Even more important than the possibility of higher temperatures is their timing, argued Christopher Howell, winemaker for Cain Vineyard & Winery in St. Helena. While the effect of warmer winters would be light, an increase in peak temperatures at the beginning and end of the grape season — around the times of bud break and harvest — would affect both the length of the growing season and the sugar and acid levels that determine the wine’s character.
“We agree the low temperatures in winter and spring are not as low as before, but the high temperatures are not obviously getting hotter,” Howell said last week. “Averages are going up but highs aren’t, and those have more to do with how the wine will taste than the lows.”
Another grower saw more of a risk even in a relatively modest creeping-up of local temperatures, but not mainly from the heat itself.
“A 1- or 2-degree average temperature increase changes the kind of pests that can thrive” in Napa vineyards, said Jim Verhey, a Napa grapegrowing consultant who spent 25 years with Silverado Grapegrowers. If warming trends affect the county’s winter climate, pests that normally are destroyed in hard freezes — such as European grapevine moths, mildews and red blotch virus — can survive to the next growing season and threaten vineyards later, he said.
An important wild card for today’s winemaking powerhouses could be the beverage’s future in China, home to the world’s largest population and second-largest economy, said Hannah, leader of the Proceedings of the National Academy of Sciences’ climate-change report. As long as the nation’s incomes rise and continue building its citizens’ taste for luxuries, he suggested, winemakers may find it worthwhile to invest in increased irrigation and other steps to sustain their vineyards even in a hotter and more hostile climate.
“What happens to demand in China has a huge bearing on this,” he said. “The upper class is already bidding up wine prices at auction, and the prices of vineyards here and in Europe. If that trickles down to the middle class and you have that explosion in demand for wine, then it’s possible that all sorts of expensive ways to deal with climate change could become affordable.”
Indeed, the report’s authors suggested that changes in watering and planting practices may keep vineyards productive longer than climactic models suggest. More efficient, precise misting, and new ways of trellising and orienting vines, can keep water demands in check and growing costs in hand, the authors wrote.
“Change is happening, but I think it’s well within our range of adaptability,” said Toby Halkovich, who directs viticulture for Cakebread Cellars’ 510 acres in the county and the Anderson Valley. “If hot summers become more frequent, we can use the tools we’ve already developed.”

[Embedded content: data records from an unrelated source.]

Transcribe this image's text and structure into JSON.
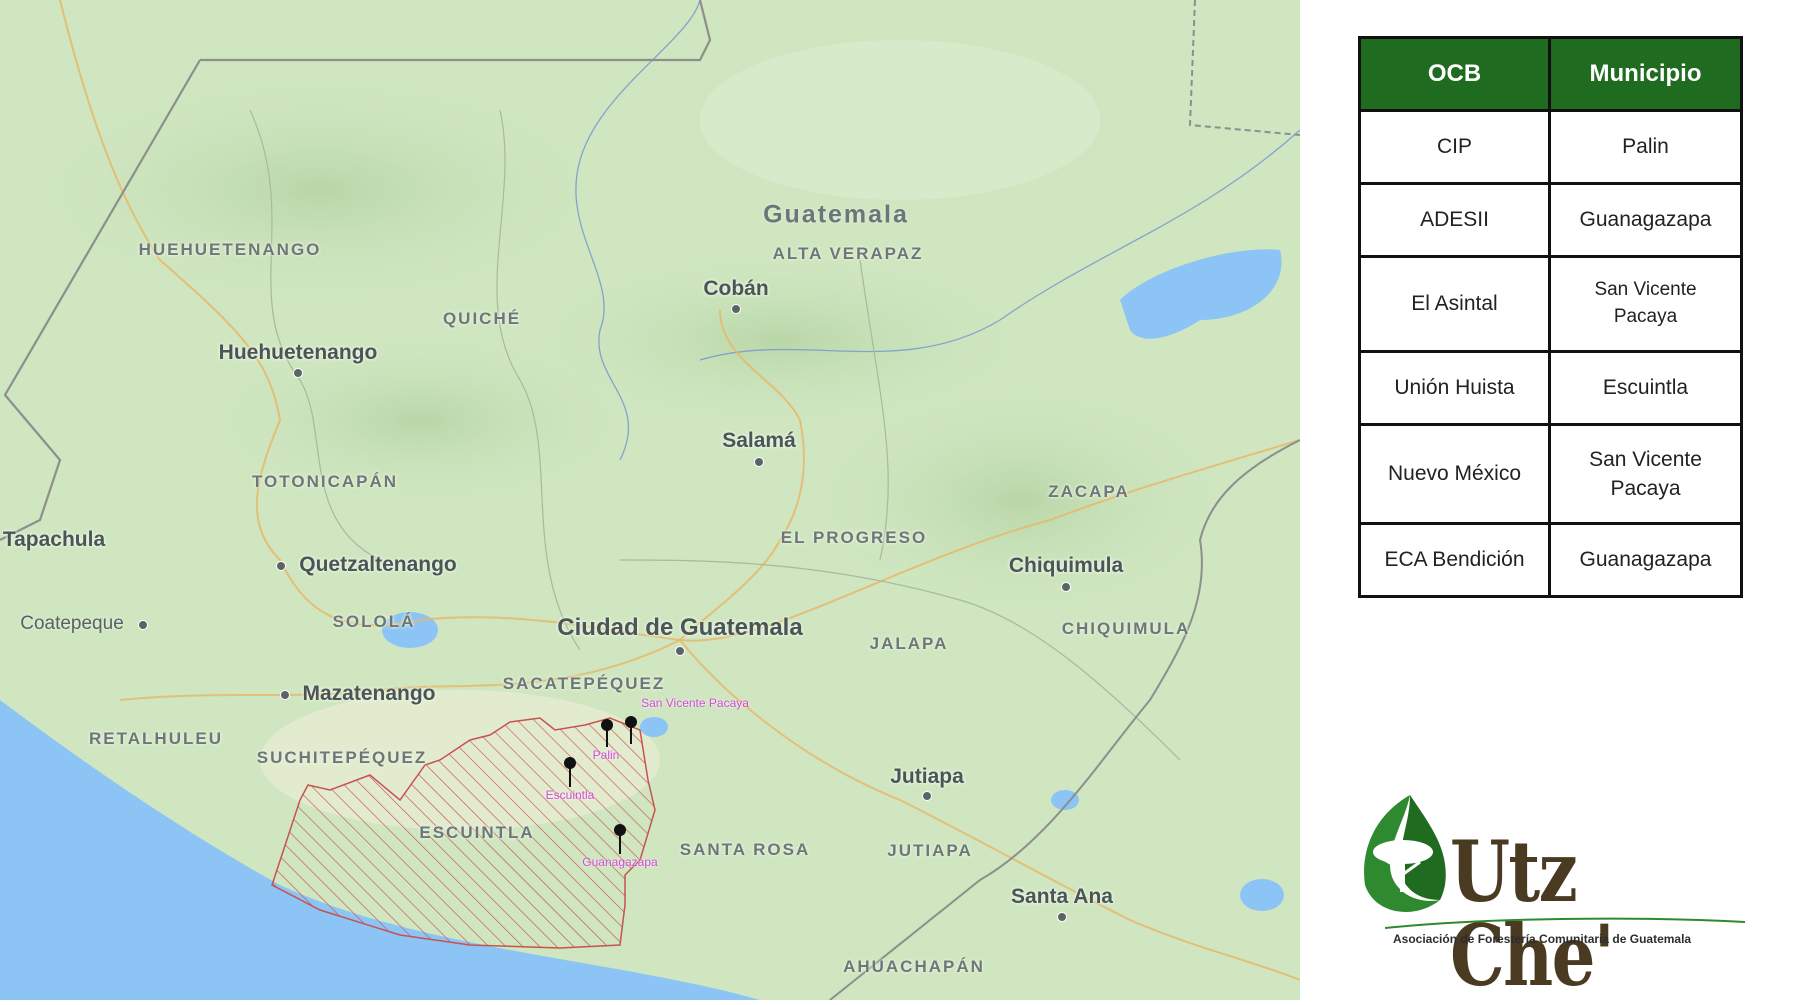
{
  "map": {
    "country_label": "Guatemala",
    "departments": [
      "HUEHUETENANGO",
      "QUICHÉ",
      "ALTA VERAPAZ",
      "TOTONICAPÁN",
      "SOLOLÁ",
      "SACATEPÉQUEZ",
      "RETALHULEU",
      "SUCHITEPÉQUEZ",
      "ESCUINTLA",
      "EL PROGRESO",
      "ZACAPA",
      "JALAPA",
      "CHIQUIMULA",
      "SANTA ROSA",
      "JUTIAPA",
      "AHUACHAPÁN"
    ],
    "cities": [
      "Cobán",
      "Huehuetenango",
      "Salamá",
      "Tapachula",
      "Quetzaltenango",
      "Ciudad de Guatemala",
      "Chiquimula",
      "Coatepeque",
      "Mazatenango",
      "Jutiapa",
      "Santa Ana"
    ],
    "markers": [
      "San Vicente Pacaya",
      "Palin",
      "Escuintla",
      "Guanagazapa"
    ],
    "colors": {
      "land": "#cfe6c0",
      "water": "#8cc4f5",
      "hatch": "#c7534f",
      "pin": "#111111",
      "marker_label": "#d24bd6"
    }
  },
  "table": {
    "headers": [
      "OCB",
      "Municipio"
    ],
    "rows": [
      {
        "ocb": "CIP",
        "municipio": "Palin"
      },
      {
        "ocb": "ADESII",
        "municipio": "Guanagazapa"
      },
      {
        "ocb": "El Asintal",
        "municipio": "San Vicente Pacaya"
      },
      {
        "ocb": "Unión Huista",
        "municipio": "Escuintla"
      },
      {
        "ocb": "Nuevo México",
        "municipio": "San Vicente Pacaya"
      },
      {
        "ocb": "ECA Bendición",
        "municipio": "Guanagazapa"
      }
    ],
    "header_color": "#1f6b1f"
  },
  "logo": {
    "name": "Utz Che'",
    "tagline": "Asociación de Forestería Comunitaria de Guatemala",
    "icon": "tree-leaf-icon"
  }
}
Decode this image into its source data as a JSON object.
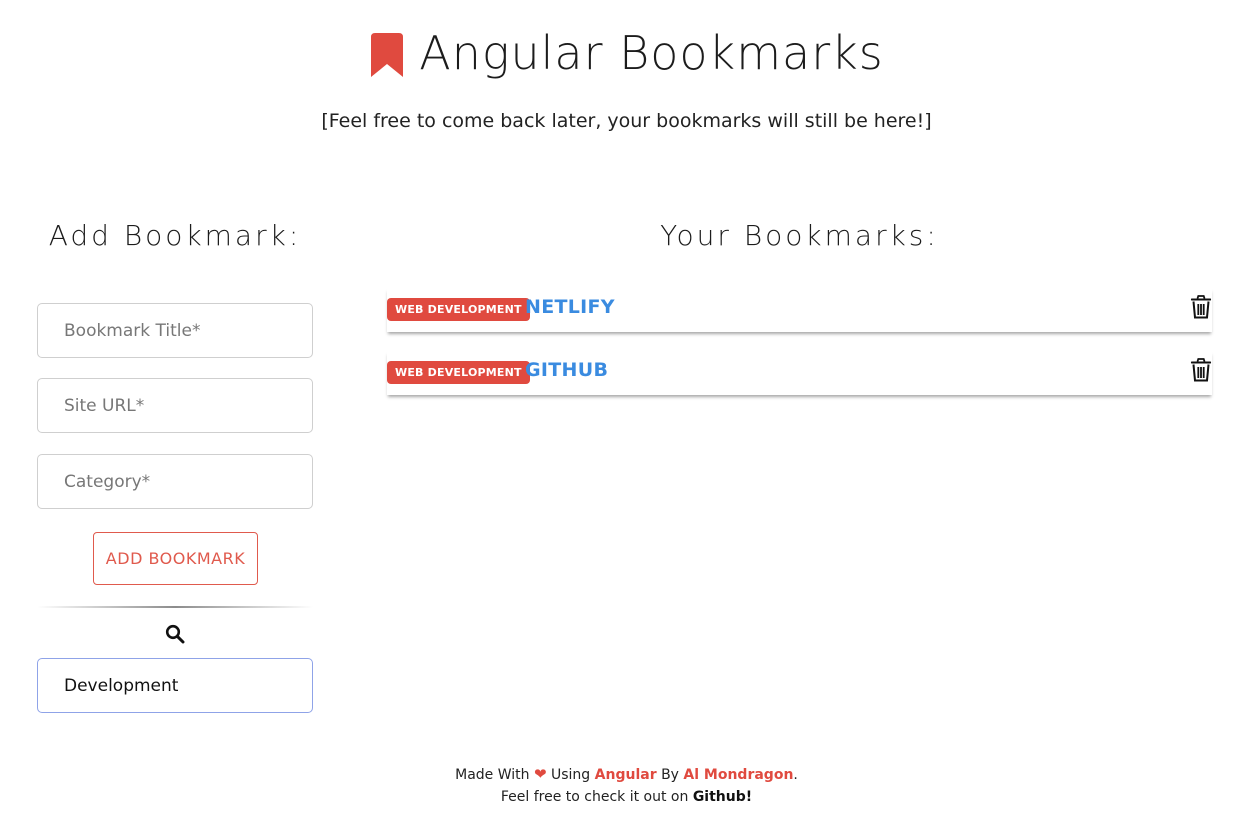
{
  "header": {
    "title": "Angular Bookmarks",
    "subtitle": "[Feel free to come back later, your bookmarks will still be here!]",
    "logo_icon": "bookmark-icon",
    "accent_color": "#e04a3f"
  },
  "add_form": {
    "heading": "Add Bookmark:",
    "title_placeholder": "Bookmark Title*",
    "url_placeholder": "Site URL*",
    "category_placeholder": "Category*",
    "submit_label": "ADD BOOKMARK",
    "search_icon": "search-icon",
    "search_value": "Development"
  },
  "bookmarks": {
    "heading": "Your Bookmarks:",
    "items": [
      {
        "category": "WEB DEVELOPMENT",
        "title": "NETLIFY",
        "delete_icon": "trash-icon"
      },
      {
        "category": "WEB DEVELOPMENT",
        "title": "GITHUB",
        "delete_icon": "trash-icon"
      }
    ],
    "link_color": "#3a8be0",
    "badge_color": "#e04a3f"
  },
  "footer": {
    "made_with": "Made With",
    "heart_icon": "heart-icon",
    "using": "Using",
    "framework": "Angular",
    "by": "By",
    "author": "Al Mondragon",
    "period": ".",
    "check_out": "Feel free to check it out on",
    "repo_link": "Github!"
  }
}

Since joining the Rutherford-based winery 17 years ago, the spread in water use between the coolest and warmest growing seasons has been about 10 percent, according to Halkovich, who said that misting, leaf canopy management and adjustments to the irrigation pattern have so far sufficed to deal with the hottest conditions.
On his 21 acres in the Oak Knoll district north of Napa, Verhey has spent the past seven years remaking his vineyards with the future in mind — as well as larger harvests today.
A “modified lyre” trellis system lets light onto the vine tops but also provides more shade over the fruit, while Verhey’s overhauled irrigation system includes fewer but longer waterings to encourage deeper root penetration, enabling the plants to stay healthier in the dry summers. As a result, he said, his annual water consumption has dropped to about 10-12 gallons per vine even as the yield has risen from 4-5 tons an acre to 7-8 tons.
“It’s like savings; you can’t just wake up one day when you’re 55 and say to yourself, ‘I gotta save for my retirement so I’d better start now!’ By then, it’s too late,” he said.
“Am I solving the problem today? No. Am I working toward it? Yes.”